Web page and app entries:
===============
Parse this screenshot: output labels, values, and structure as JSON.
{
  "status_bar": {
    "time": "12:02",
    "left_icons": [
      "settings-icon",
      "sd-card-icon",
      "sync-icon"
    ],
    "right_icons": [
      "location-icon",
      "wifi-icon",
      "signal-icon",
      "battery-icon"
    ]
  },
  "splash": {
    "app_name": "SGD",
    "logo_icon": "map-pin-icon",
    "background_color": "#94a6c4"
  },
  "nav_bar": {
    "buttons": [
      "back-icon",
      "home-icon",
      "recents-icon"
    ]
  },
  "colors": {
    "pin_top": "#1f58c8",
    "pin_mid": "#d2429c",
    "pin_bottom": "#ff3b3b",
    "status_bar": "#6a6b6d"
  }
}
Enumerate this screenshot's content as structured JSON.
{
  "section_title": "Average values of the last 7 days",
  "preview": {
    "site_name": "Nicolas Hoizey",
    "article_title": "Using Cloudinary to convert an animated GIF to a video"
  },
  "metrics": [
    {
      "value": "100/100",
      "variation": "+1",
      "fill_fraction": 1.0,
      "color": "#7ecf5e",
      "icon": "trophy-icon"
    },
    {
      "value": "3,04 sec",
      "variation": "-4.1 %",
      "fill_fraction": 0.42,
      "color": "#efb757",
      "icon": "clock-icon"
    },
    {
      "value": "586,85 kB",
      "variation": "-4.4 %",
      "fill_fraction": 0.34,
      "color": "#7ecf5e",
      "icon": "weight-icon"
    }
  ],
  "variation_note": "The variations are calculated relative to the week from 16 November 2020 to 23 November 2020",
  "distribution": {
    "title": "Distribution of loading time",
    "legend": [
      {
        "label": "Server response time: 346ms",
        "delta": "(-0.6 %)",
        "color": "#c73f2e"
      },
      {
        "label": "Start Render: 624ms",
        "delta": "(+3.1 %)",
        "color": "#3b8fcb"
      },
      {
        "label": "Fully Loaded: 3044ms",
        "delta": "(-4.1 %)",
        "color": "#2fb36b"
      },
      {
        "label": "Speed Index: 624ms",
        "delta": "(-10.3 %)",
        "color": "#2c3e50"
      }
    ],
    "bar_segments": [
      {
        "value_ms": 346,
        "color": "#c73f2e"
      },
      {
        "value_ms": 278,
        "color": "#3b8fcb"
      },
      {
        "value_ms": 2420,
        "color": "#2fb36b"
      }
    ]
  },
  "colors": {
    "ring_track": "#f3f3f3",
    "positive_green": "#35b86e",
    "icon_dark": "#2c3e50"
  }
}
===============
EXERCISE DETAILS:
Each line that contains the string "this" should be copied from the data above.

RESPONSE:
Parse this screenshot: output labels, values, and structure as JSON.
Enumerate this screenshot's content as structured JSON.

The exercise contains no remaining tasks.